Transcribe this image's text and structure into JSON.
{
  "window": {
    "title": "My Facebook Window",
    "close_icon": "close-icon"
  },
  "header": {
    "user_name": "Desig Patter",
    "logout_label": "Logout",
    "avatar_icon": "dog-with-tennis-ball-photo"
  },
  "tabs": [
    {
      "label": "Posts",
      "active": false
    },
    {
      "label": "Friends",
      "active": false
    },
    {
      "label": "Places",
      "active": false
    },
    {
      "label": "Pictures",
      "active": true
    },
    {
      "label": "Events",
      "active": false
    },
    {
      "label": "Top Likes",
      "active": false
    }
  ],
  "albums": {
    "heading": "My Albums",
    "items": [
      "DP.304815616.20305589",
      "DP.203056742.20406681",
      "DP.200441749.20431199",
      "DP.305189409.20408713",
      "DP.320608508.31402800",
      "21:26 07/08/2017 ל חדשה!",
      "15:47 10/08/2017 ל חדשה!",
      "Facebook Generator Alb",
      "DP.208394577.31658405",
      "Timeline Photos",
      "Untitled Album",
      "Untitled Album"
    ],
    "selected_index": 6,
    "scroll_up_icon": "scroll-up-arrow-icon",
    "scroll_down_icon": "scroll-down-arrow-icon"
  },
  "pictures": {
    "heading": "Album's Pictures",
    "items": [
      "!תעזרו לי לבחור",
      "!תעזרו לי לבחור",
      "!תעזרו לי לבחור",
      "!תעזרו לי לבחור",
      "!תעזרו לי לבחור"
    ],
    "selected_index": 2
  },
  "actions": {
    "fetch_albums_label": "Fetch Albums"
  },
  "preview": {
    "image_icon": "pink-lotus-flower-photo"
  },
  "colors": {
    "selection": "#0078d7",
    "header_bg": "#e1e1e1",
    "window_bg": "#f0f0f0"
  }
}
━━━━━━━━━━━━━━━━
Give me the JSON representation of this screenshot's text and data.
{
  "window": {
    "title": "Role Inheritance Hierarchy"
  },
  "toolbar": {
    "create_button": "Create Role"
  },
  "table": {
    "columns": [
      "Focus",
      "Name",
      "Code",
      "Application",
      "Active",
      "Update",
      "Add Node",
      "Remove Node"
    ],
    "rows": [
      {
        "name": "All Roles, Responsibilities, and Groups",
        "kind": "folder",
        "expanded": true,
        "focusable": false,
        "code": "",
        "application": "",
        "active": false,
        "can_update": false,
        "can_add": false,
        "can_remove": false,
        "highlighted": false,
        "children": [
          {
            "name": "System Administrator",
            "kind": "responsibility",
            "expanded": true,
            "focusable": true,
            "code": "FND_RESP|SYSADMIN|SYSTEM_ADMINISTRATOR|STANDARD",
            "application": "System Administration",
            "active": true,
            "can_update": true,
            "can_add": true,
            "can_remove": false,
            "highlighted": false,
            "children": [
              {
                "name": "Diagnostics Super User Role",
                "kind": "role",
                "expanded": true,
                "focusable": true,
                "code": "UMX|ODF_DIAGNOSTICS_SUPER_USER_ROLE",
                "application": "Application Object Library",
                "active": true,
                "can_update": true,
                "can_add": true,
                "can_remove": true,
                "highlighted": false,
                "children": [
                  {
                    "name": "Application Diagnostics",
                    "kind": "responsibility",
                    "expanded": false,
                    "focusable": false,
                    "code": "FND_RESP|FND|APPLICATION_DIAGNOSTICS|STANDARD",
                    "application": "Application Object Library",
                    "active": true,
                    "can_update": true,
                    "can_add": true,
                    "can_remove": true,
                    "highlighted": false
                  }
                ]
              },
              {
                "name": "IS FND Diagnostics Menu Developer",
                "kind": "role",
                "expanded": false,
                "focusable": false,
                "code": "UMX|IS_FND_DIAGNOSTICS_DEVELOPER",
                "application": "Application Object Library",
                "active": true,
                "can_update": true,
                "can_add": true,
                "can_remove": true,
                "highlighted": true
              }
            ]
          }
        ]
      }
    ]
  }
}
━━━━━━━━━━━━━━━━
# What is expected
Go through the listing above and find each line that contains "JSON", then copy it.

# Solution to this problem
Transcribe this image's text and structure into JSON.
Give me the JSON representation of this screenshot's text and data.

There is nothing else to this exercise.